Information Technology is embedded in the way lines of business do work, and people within those lines are the subject matter experts about the technology they use. Increasingly, that technology resides outside the business, in the “cloud.” The infrastructure, whether hardware or software defined, is no longer the sole purview of IT departments, but the governance of the infrastructure and the ability to deliver the software and services organizations require, however, is part of the overall IT capability.
IT, whether we are talking in this case about the department or just the technology itself, is increasingly the mechanism through which your business delivers value to customers. There are three components in play in today’s IT:
- IT (in this case the department) needs to understand and support the goals of the business. This requires good communication in all directions. Break the jargon barriers—and not only IT has them—and get to work understanding how the goals can best be achieved.
- In addition, IT needs to understand current and emerging technology as it relates to those goals. The latest “shiny object” technology is not going to get you where you need to go; thoughtful and business-oriented application of technology is.
- One of the key components of Digital Transformation is innovation. In 2020 and beyond, Information Technology has a huge role to play in creating and delivering innovative products and services to your customers.

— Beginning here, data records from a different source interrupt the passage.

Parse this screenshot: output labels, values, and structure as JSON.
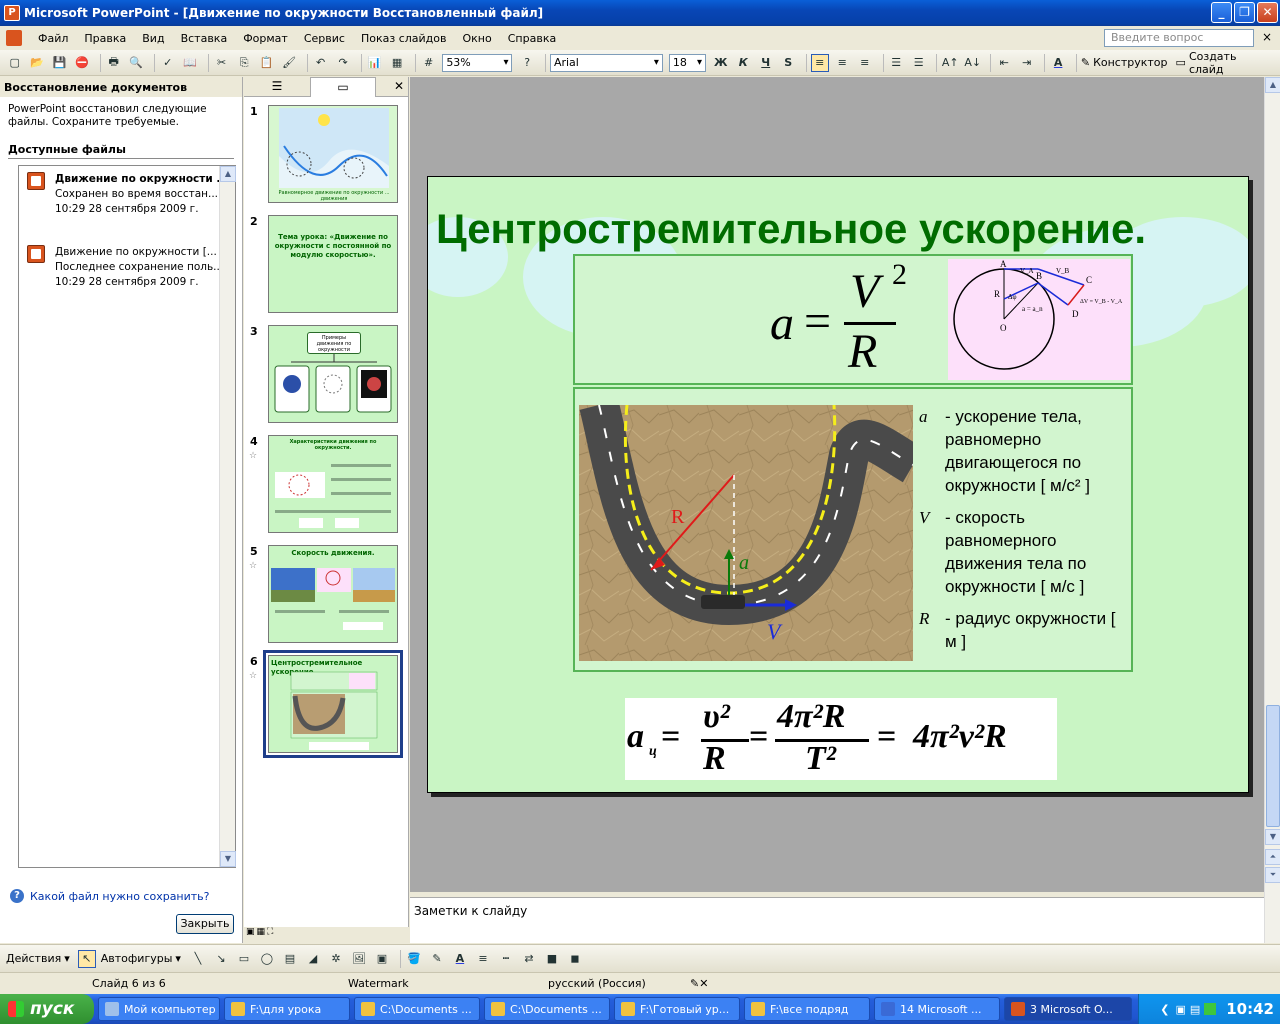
{
  "window": {
    "title": "Microsoft PowerPoint - [Движение по окружности Восстановленный файл]",
    "controls": [
      "_",
      "❐",
      "✕"
    ]
  },
  "menu": {
    "items": [
      "Файл",
      "Правка",
      "Вид",
      "Вставка",
      "Формат",
      "Сервис",
      "Показ слайдов",
      "Окно",
      "Справка"
    ],
    "help_placeholder": "Введите вопрос",
    "close": "×"
  },
  "toolbar": {
    "zoom": "53%",
    "font": "Arial",
    "font_size": "18",
    "bold": "Ж",
    "italic": "К",
    "underline": "Ч",
    "shadow": "S",
    "designer": "Конструктор",
    "new_slide": "Создать слайд"
  },
  "taskpane": {
    "title": "Восстановление документов",
    "message": "PowerPoint восстановил следующие файлы. Сохраните требуемые.",
    "available_header": "Доступные файлы",
    "files": [
      {
        "name": "Движение по окружности ...",
        "status": "Сохранен во время восстан...",
        "time": "10:29 28 сентября 2009 г."
      },
      {
        "name": "Движение по окружности  [...",
        "status": "Последнее сохранение поль...",
        "time": "10:29 28 сентября 2009 г."
      }
    ],
    "help_link": "Какой файл нужно сохранить?",
    "close_button": "Закрыть"
  },
  "slides_pane": {
    "tab_outline_icon": "outline-icon",
    "tab_slides_icon": "slides-icon",
    "thumbnails": [
      {
        "num": "1",
        "caption": "Равномерное движение по окружности ... движения"
      },
      {
        "num": "2",
        "caption": "Тема урока: «Движение по окружности с постоянной по модулю скоростью»."
      },
      {
        "num": "3",
        "caption": "Примеры движения по окружности"
      },
      {
        "num": "4",
        "caption": "Характеристики движения по окружности."
      },
      {
        "num": "5",
        "caption": "Скорость движения."
      },
      {
        "num": "6",
        "caption": "Центростремительное ускорение."
      }
    ]
  },
  "slide": {
    "title": "Центростремительное ускорение.",
    "formula_a": "a",
    "formula_eq": "=",
    "formula_num": "V",
    "formula_pow": "2",
    "formula_den": "R",
    "legend": [
      {
        "sym": "a",
        "text": "- ускорение тела, равномерно двигающегося по окружности [ м/с² ]"
      },
      {
        "sym": "V",
        "text": "- скорость равномерного движения тела по окружности [ м/с ]"
      },
      {
        "sym": "R",
        "text": "- радиус окружности [ м ]"
      }
    ],
    "road_labels": {
      "r": "R",
      "a_vec": "a",
      "v_vec": "V"
    },
    "circle_labels": [
      "A",
      "B",
      "C",
      "D",
      "R",
      "O",
      "Δφ",
      "V_A",
      "V_B",
      "ΔV = V_B - V_A",
      "a = a_n"
    ],
    "bottom_formula": {
      "a": "a",
      "a_sub": "ц",
      "eq1": "=",
      "frac1_num": "υ²",
      "frac1_den": "R",
      "eq2": "=",
      "frac2_num": "4π²R",
      "frac2_den": "T²",
      "eq3": "=",
      "rhs": "4π²ν²R"
    }
  },
  "notes": {
    "placeholder": "Заметки к слайду"
  },
  "drawbar": {
    "actions": "Действия",
    "autoshapes": "Автофигуры"
  },
  "status": {
    "slide": "Слайд 6 из 6",
    "template": "Watermark",
    "language": "русский (Россия)"
  },
  "taskbar": {
    "start": "пуск",
    "tasks": [
      "Мой компьютер",
      "F:\\для урока",
      "C:\\Documents ...",
      "C:\\Documents ...",
      "F:\\Готовый ур...",
      "F:\\все подряд",
      "14 Microsoft ...",
      "3 Microsoft O..."
    ],
    "clock": "10:42"
  }
}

Components of IT Excellence
When you have information Technology that fully partners with you for innovation, you are enabled to accomplish your Digital Transformation. That transformation, however, has at least as much to do with the culture and structure of your business as it does with the technology. Transformation is not merely change: Think again about the Wright Brothers and Harley-Davidson. The latter became—and still is—a successful business. The other changed everything about the world, including our perception of its size and our ability to access places distant from us.
Your transformational vision begins with what you wish to accomplish, such as putting more power in the hands of your customers, or delivering new services in new ways. How you achieve it, in a world where Information Technology is your bedrock, is at the heart of Digital Transformation.
This post is based in part on a speech Roy made in the Leadership track at Interop Digital.
Roy Atkinson is one of the most recognized thought leaders in IT, service management, and customer experience. He is a prolific writer, speaker, webinar presenter, and podcaster as well as an industry analyst. His expertise has been featured by The Economist, BizTech Magazine, Social Media Today, Computerworld, Oracle Customer Experience, SAP Business Innovation, and others. He was described on CIO Insight as a “model for the future digital leader” and by Nextiva as one of the “Top 50 Customer Service Experts of the Decade 2010-2020.” He was HDI’s 2019 Lifetime Achievement Award honoree. He holds a master’s certificate in advanced management strategy from Tulane University’s Freeman School of Business.